|The Regional Water Board oversees site investigation and cleanup for unauthorized releases of pollutants to soils and groundwater and in some cases to surface waters or sediments. Sites include industrial facilities, dry cleaners, underground tanks, and aboveground tanks. Much of the pollution is due to past waste disposal and handling practices, as well as spills and leaks. New sites are discovered as a result of recent spills, property transactions, or nearby environmental investigations. Cleanup of Brownfields has become a new focus of our site cleanup programs, to address polluted properties in under-utilized urban areas.
The Regional Water Board oversees site cleanup through several programs:
You can find information on sites overseen by the Water Board and County Health agencies by visiting Geotracker, our on-line site cleanup database. Once there, select the “site/facility finder” button and use the search tool to find the site you are interested in.
The Water Board is one of several regulatory agencies that oversee such cleanup work in the Bay Area. Others include: the California Department of Toxics Substances Control (DTSC) and the nine County Health agencies. You can find information on sites overseen by DTSC by visiting Envirostor, a similar on-line site cleanup database.
Parties wishing to receive regulatory oversight for a site should apply to either DTSC or the Regional Water Board, using an application form found on the Cal/EPA Brownfields Memorandum of Agreement webpage (www.calepa.ca.gov/brownfields/MOA; see “request for oversight of a Brownfield site” hyperlinks). The two agencies will determine the appropriate lead agency, using criteria found in the Memorandum of Agreement.
The Water Board has developed Environmental Screening Levels (ESLs) to help expedite the identification and evaluation of potential environmental concerns at contaminated sites. Data collected at a site can be directly compared to ESLs, and the need for additional actions quickly determined. ESLs have been developed for more than 100 commonly detected constituents.
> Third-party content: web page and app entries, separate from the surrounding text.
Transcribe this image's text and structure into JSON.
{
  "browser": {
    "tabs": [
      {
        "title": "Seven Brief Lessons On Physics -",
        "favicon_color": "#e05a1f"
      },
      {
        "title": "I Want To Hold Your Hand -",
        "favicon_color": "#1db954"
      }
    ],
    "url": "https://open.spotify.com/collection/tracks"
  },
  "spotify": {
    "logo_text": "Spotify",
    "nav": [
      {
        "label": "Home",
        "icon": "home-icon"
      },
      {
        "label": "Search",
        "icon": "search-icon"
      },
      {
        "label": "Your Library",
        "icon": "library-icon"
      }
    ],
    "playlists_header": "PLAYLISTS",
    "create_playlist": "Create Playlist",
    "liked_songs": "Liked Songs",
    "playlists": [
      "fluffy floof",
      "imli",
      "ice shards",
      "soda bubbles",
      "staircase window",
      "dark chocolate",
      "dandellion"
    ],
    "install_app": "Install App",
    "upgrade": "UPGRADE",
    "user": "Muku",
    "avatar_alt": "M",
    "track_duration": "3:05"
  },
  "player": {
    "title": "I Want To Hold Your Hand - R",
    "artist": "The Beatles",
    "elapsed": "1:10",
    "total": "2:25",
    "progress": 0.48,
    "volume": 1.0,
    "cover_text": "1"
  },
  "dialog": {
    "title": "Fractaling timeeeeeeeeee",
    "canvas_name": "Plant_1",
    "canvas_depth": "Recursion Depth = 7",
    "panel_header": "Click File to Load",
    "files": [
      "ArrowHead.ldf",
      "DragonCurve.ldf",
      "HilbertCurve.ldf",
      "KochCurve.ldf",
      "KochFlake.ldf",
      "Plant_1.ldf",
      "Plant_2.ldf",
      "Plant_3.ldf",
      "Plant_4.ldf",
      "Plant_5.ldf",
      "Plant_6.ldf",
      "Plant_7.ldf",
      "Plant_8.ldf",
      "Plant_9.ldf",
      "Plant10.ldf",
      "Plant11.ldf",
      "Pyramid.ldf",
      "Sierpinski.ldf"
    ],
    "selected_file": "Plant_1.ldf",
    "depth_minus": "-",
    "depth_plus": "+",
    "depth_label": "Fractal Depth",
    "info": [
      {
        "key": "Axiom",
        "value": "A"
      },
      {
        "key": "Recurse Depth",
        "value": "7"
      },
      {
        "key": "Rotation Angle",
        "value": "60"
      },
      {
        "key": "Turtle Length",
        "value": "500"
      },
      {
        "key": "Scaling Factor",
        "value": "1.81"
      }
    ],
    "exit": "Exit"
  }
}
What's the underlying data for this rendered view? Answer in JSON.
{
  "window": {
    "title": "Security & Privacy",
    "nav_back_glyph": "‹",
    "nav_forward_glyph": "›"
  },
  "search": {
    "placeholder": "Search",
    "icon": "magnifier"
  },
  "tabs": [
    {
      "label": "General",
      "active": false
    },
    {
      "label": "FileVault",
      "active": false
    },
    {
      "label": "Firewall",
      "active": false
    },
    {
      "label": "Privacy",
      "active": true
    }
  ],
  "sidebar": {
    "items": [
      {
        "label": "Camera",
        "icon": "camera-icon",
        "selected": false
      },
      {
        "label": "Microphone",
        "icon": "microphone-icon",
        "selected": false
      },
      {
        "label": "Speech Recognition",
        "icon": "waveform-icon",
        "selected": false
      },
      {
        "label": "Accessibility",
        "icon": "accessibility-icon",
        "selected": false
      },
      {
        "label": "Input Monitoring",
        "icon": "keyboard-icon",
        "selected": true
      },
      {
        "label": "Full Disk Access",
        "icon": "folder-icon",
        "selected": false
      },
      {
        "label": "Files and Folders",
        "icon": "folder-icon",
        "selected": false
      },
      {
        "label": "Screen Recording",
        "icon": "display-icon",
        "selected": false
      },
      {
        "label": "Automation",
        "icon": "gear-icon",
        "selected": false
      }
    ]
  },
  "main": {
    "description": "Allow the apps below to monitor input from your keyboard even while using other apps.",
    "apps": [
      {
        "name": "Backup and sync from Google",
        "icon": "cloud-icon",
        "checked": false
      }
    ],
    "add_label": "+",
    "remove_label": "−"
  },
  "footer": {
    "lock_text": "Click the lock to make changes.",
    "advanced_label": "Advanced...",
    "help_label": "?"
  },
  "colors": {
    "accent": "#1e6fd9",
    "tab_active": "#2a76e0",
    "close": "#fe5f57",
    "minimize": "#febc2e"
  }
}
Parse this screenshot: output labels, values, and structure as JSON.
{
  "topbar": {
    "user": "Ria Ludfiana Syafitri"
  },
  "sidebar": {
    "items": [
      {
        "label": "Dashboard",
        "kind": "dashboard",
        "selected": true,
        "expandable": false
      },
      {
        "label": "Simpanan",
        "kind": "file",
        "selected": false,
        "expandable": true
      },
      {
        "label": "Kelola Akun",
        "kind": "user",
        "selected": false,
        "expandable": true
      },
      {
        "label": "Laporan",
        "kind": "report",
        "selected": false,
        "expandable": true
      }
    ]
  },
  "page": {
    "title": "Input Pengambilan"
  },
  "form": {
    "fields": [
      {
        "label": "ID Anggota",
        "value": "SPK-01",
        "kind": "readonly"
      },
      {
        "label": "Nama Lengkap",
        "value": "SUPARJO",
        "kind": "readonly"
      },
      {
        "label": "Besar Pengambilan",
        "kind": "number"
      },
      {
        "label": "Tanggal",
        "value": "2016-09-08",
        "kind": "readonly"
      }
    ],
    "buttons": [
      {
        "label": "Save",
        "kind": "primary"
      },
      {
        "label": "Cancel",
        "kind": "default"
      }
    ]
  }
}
They address a full range of concerns encountered at contamination sites and are protective of human health, water quality, and the environment. The ESLs do not constitute policy or regulation, and their use is optional.